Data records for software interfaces
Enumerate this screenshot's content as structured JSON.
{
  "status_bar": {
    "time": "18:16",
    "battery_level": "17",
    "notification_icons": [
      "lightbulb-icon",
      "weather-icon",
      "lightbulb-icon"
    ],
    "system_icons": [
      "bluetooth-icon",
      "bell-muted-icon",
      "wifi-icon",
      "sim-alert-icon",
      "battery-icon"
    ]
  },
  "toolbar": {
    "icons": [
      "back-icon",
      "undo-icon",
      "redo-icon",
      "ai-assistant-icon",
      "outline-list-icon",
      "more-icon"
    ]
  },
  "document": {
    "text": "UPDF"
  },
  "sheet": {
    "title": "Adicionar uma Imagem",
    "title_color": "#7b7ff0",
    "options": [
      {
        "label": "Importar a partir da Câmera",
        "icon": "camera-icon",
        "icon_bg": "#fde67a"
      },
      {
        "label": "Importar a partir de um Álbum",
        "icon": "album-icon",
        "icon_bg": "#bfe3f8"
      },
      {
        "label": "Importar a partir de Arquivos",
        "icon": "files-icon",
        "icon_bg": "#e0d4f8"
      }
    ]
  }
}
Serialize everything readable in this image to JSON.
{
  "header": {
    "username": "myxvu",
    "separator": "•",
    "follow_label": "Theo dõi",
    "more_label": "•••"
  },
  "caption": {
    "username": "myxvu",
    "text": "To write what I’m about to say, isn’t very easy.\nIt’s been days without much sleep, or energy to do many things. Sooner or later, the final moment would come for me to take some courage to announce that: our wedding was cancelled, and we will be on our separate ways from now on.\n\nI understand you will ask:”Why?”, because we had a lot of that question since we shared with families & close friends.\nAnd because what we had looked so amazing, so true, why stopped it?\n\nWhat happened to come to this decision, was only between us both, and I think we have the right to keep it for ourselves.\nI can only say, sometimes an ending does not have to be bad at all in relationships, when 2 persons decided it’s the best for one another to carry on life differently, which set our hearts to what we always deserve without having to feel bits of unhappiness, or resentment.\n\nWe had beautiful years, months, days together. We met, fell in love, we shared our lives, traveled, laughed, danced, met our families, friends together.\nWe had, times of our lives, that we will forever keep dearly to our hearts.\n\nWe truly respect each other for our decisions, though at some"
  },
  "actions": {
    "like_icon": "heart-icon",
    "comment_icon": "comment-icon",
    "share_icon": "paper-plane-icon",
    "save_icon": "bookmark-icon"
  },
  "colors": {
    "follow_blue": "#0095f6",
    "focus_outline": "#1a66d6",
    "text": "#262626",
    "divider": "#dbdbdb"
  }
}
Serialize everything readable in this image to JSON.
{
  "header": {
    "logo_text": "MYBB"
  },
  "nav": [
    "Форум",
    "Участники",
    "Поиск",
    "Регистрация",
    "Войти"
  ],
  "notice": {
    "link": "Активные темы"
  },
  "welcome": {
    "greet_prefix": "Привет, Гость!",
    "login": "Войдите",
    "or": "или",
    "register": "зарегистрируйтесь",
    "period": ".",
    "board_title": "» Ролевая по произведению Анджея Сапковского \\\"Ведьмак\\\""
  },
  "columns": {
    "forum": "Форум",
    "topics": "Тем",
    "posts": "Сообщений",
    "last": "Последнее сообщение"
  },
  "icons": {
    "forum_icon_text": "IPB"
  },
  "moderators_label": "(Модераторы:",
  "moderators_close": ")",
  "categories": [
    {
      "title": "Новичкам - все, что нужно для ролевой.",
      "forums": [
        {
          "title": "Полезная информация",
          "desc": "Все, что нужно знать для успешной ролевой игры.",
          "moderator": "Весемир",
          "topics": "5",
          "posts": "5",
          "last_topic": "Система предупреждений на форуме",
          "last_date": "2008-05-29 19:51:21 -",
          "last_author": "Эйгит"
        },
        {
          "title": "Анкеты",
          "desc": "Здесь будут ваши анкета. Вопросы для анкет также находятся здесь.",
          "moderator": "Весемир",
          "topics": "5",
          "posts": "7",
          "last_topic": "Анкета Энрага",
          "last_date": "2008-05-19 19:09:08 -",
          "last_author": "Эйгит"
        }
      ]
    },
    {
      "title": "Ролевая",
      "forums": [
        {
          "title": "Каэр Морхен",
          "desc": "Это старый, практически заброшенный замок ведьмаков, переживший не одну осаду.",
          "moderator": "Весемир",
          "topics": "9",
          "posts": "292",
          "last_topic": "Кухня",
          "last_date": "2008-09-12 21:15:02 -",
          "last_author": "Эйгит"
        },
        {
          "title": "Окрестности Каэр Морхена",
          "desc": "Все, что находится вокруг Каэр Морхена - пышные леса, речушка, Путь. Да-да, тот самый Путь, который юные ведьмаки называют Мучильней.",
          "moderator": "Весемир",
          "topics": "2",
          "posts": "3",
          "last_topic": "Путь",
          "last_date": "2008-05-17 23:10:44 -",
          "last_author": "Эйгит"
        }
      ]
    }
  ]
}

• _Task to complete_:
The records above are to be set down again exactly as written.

• _Task response_:
Enumerate this screenshot's content as structured JSON.
{
  "status_bar": {
    "time": "18:16",
    "battery_level": "17",
    "notification_icons": [
      "lightbulb-icon",
      "weather-icon",
      "lightbulb-icon"
    ],
    "system_icons": [
      "bluetooth-icon",
      "bell-muted-icon",
      "wifi-icon",
      "sim-alert-icon",
      "battery-icon"
    ]
  },
  "toolbar": {
    "icons": [
      "back-icon",
      "undo-icon",
      "redo-icon",
      "ai-assistant-icon",
      "outline-list-icon",
      "more-icon"
    ]
  },
  "document": {
    "text": "UPDF"
  },
  "sheet": {
    "title": "Adicionar uma Imagem",
    "title_color": "#7b7ff0",
    "options": [
      {
        "label": "Importar a partir da Câmera",
        "icon": "camera-icon",
        "icon_bg": "#fde67a"
      },
      {
        "label": "Importar a partir de um Álbum",
        "icon": "album-icon",
        "icon_bg": "#bfe3f8"
      },
      {
        "label": "Importar a partir de Arquivos",
        "icon": "files-icon",
        "icon_bg": "#e0d4f8"
      }
    ]
  }
}
Serialize everything readable in this image to JSON.
{
  "header": {
    "username": "myxvu",
    "separator": "•",
    "follow_label": "Theo dõi",
    "more_label": "•••"
  },
  "caption": {
    "username": "myxvu",
    "text": "To write what I’m about to say, isn’t very easy.\nIt’s been days without much sleep, or energy to do many things. Sooner or later, the final moment would come for me to take some courage to announce that: our wedding was cancelled, and we will be on our separate ways from now on.\n\nI understand you will ask:”Why?”, because we had a lot of that question since we shared with families & close friends.\nAnd because what we had looked so amazing, so true, why stopped it?\n\nWhat happened to come to this decision, was only between us both, and I think we have the right to keep it for ourselves.\nI can only say, sometimes an ending does not have to be bad at all in relationships, when 2 persons decided it’s the best for one another to carry on life differently, which set our hearts to what we always deserve without having to feel bits of unhappiness, or resentment.\n\nWe had beautiful years, months, days together. We met, fell in love, we shared our lives, traveled, laughed, danced, met our families, friends together.\nWe had, times of our lives, that we will forever keep dearly to our hearts.\n\nWe truly respect each other for our decisions, though at some"
  },
  "actions": {
    "like_icon": "heart-icon",
    "comment_icon": "comment-icon",
    "share_icon": "paper-plane-icon",
    "save_icon": "bookmark-icon"
  },
  "colors": {
    "follow_blue": "#0095f6",
    "focus_outline": "#1a66d6",
    "text": "#262626",
    "divider": "#dbdbdb"
  }
}
Serialize everything readable in this image to JSON.
{
  "header": {
    "logo_text": "MYBB"
  },
  "nav": [
    "Форум",
    "Участники",
    "Поиск",
    "Регистрация",
    "Войти"
  ],
  "notice": {
    "link": "Активные темы"
  },
  "welcome": {
    "greet_prefix": "Привет, Гость!",
    "login": "Войдите",
    "or": "или",
    "register": "зарегистрируйтесь",
    "period": ".",
    "board_title": "» Ролевая по произведению Анджея Сапковского \\\"Ведьмак\\\""
  },
  "columns": {
    "forum": "Форум",
    "topics": "Тем",
    "posts": "Сообщений",
    "last": "Последнее сообщение"
  },
  "icons": {
    "forum_icon_text": "IPB"
  },
  "moderators_label": "(Модераторы:",
  "moderators_close": ")",
  "categories": [
    {
      "title": "Новичкам - все, что нужно для ролевой.",
      "forums": [
        {
          "title": "Полезная информация",
          "desc": "Все, что нужно знать для успешной ролевой игры.",
          "moderator": "Весемир",
          "topics": "5",
          "posts": "5",
          "last_topic": "Система предупреждений на форуме",
          "last_date": "2008-05-29 19:51:21 -",
          "last_author": "Эйгит"
        },
        {
          "title": "Анкеты",
          "desc": "Здесь будут ваши анкета. Вопросы для анкет также находятся здесь.",
          "moderator": "Весемир",
          "topics": "5",
          "posts": "7",
          "last_topic": "Анкета Энрага",
          "last_date": "2008-05-19 19:09:08 -",
          "last_author": "Эйгит"
        }
      ]
    },
    {
      "title": "Ролевая",
      "forums": [
        {
          "title": "Каэр Морхен",
          "desc": "Это старый, практически заброшенный замок ведьмаков, переживший не одну осаду.",
          "moderator": "Весемир",
          "topics": "9",
          "posts": "292",
          "last_topic": "Кухня",
          "last_date": "2008-09-12 21:15:02 -",
          "last_author": "Эйгит"
        },
        {
          "title": "Окрестности Каэр Морхена",
          "desc": "Все, что находится вокруг Каэр Морхена - пышные леса, речушка, Путь. Да-да, тот самый Путь, который юные ведьмаки называют Мучильней.",
          "moderator": "Весемир",
          "topics": "2",
          "posts": "3",
          "last_topic": "Путь",
          "last_date": "2008-05-17 23:10:44 -",
          "last_author": "Эйгит"
        }
      ]
    }
  ]
}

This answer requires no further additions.